Your accommodation is selected for convenience of location, comfort or character, and can range from a business hotel in one city to a family run guesthouse in a smaller town. In more remote areas, accommodation may be of a lower standard and may not have all western amenities. Hotels are generally rated as local three to four star standard, but please note that there is no international classification system for hotels and differences in facilities and quality do exist between the US and China. Rest assure that all hotels used by China Adventure Tours are regularly inspected by our staff to ensure that standards meet your needs.

In other cities and large towns the standard is similar although on a lesser scale. In small towns or villages where tourism is less prevalent, the hotels we use are smaller and facilities are more limited, though we generally stay in the best place in town. Rooms will still be en suite but rooms can be basic. Plumbing and electricity supplies can be somewhat erratic and although the welcome is warm, service levels may be less efficient than you may be used to.

Aboard the overnight sleeper train, berths are usually in 1st class ‘soft sleeper’ lockable compartments for 4 which have 2 sets of bunks with clean bedding provided. WC and washbasins are provided for shared use at the end of each carriage. Hot meals and snacks are sold to your berth on all overnight journeys. In times of large demand we may have to travel in 2nd class ‘hard sleeper’ which consists of sectioned off compartments for 6,leading off an open plan carriage.

If you're happy with the services provided then a tip - though not compulsory - is appropriate. Tipping is of great significance to the people who will take care of you during your travels, inspires excellent service, and is an entrenched feature of the tourism industry across China and other Asian countries. We recommend that any tips are given to the intended recipient by a member of your group, rather than collected and passed on by the group leader.

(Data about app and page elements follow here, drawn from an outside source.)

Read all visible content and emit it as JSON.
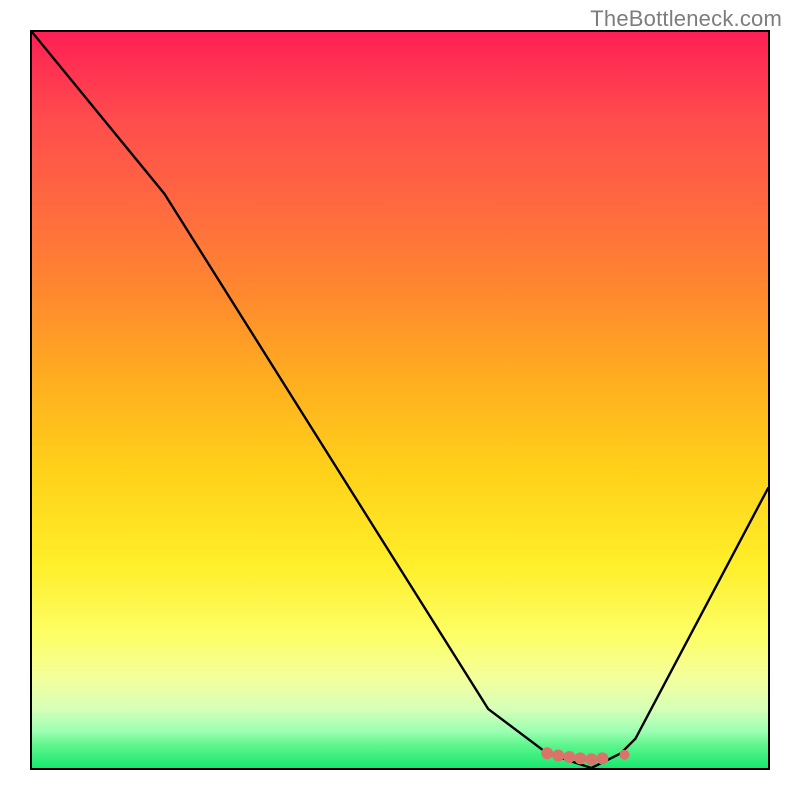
{
  "attribution": {
    "watermark": "TheBottleneck.com"
  },
  "chart_data": {
    "type": "line",
    "title": "",
    "xlabel": "",
    "ylabel": "",
    "xlim": [
      0,
      100
    ],
    "ylim": [
      0,
      100
    ],
    "grid": false,
    "legend": false,
    "annotations": [],
    "series": [
      {
        "name": "bottleneck-curve",
        "x": [
          0,
          18,
          62,
          70,
          76,
          80,
          82,
          100
        ],
        "values": [
          100,
          78,
          8,
          2,
          0,
          2,
          4,
          38
        ]
      }
    ],
    "marker_cluster": {
      "name": "optimal-region",
      "color": "#d9746a",
      "points_x": [
        70,
        71.5,
        73,
        74.5,
        76,
        77.5,
        80.5
      ],
      "points_y": [
        2,
        1.7,
        1.5,
        1.3,
        1.2,
        1.3,
        1.8
      ]
    },
    "background_gradient": {
      "stops": [
        {
          "pos": 0,
          "color": "#ff1f55"
        },
        {
          "pos": 12,
          "color": "#ff4d4d"
        },
        {
          "pos": 24,
          "color": "#ff6a3f"
        },
        {
          "pos": 36,
          "color": "#ff8a2e"
        },
        {
          "pos": 48,
          "color": "#ffb01f"
        },
        {
          "pos": 60,
          "color": "#ffd21a"
        },
        {
          "pos": 72,
          "color": "#ffee29"
        },
        {
          "pos": 82,
          "color": "#fdff66"
        },
        {
          "pos": 88,
          "color": "#f3ff9e"
        },
        {
          "pos": 92,
          "color": "#d6ffb8"
        },
        {
          "pos": 95,
          "color": "#9cffb3"
        },
        {
          "pos": 97,
          "color": "#5cf58c"
        },
        {
          "pos": 100,
          "color": "#17e86f"
        }
      ]
    }
  }
}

The following amounts are based on local considerations and feedback from our past travellers:
Restaurants: Tipping is not common practice at restaurants in China or Tibet.
Local guides: Throughout your trip you may at times have a local guide in addition to your leader. We suggest CNY10-15 per person per day for local guides.
Porters: In some hotels a porter may offer to carry your bag to your room. We suggest CNY5 per bag for porters.
Drivers: You may have a range of drivers on your trip. Some may be with you for a short journey while others may be with you for several days. We would suggest that you tip only those more involved with the group (for example those that help you with your bags etc). CNY5-10 per person per day is generally appropriate.
Your Group Leader: You may also consider tipping your leader for outstanding service throughout your trip. The amount is entirely a personal preference; however as a guideline US$3-5 per person, per day can be used. Of course you are free to tip more or less as you see fit, depending on your perception of service quality and the length of your trip.

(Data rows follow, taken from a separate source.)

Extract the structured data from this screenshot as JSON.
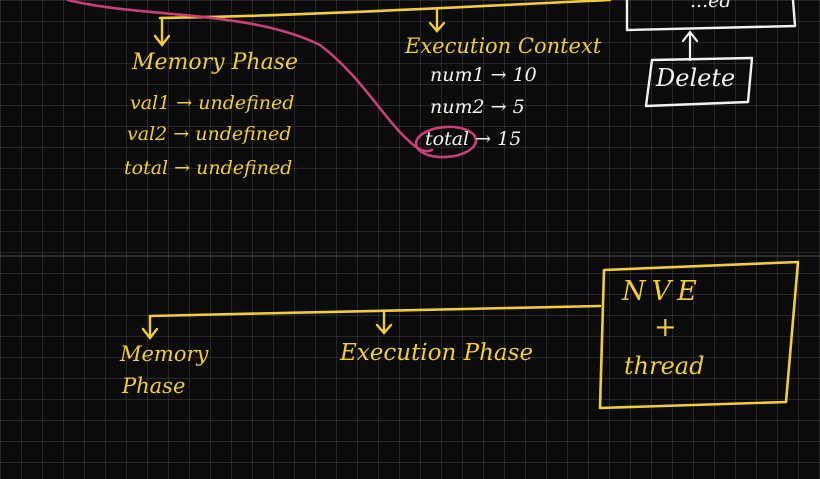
{
  "colors": {
    "background": "#0b0b0b",
    "grid": "#3a3a3a",
    "yellow_ink": "#f1cd3a",
    "pink_ink": "#c93f78",
    "white_ink": "#f2f2f2"
  },
  "top_section": {
    "memory_phase": {
      "title": "Memory Phase",
      "rows": [
        "val1 → undefined",
        "val2 → undefined",
        "total → undefined"
      ]
    },
    "execution_context": {
      "title": "Execution Context",
      "rows": [
        "num1 → 10",
        "num2 → 5",
        "total → 15"
      ]
    },
    "delete_box": {
      "label": "Delete"
    },
    "clipped_box": {
      "label": "...ed"
    }
  },
  "bottom_section": {
    "memory_phase": {
      "line1": "Memory",
      "line2": "Phase"
    },
    "execution_phase": {
      "label": "Execution Phase"
    },
    "box": {
      "line1": "NVE",
      "line2": "+",
      "line3": "thread"
    }
  }
}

Optional Extras
Our standard tours are planned to be as fully inclusive as possible.  However, from time-to-time your Tour Leader or Local Guide may suggest optional tours/sightseeing in addition to the standard sightseeing planned for that city. Such options are at an additional cost, with prices ranging from 20-200 CNY per person. If you do not wish to take part in any optional extras, you will have the option of enjoying some free time at leisure or to return to the hotel.

Personal Expenses
You will need to take some extra money to cover drinks, laundry and souvenirs, plus any additional sightseeing that may be offered to you. Based on the advice of previous customers an approximate amount of $250 per week should be sufficient; however for those that can’t resist a bargain, consider allocating a higher amount.

Electricity Supply & Plugs
For China operates on a 220V and uses a combination of US/European and Chinese style plugs in most hotel rooms.

5 Days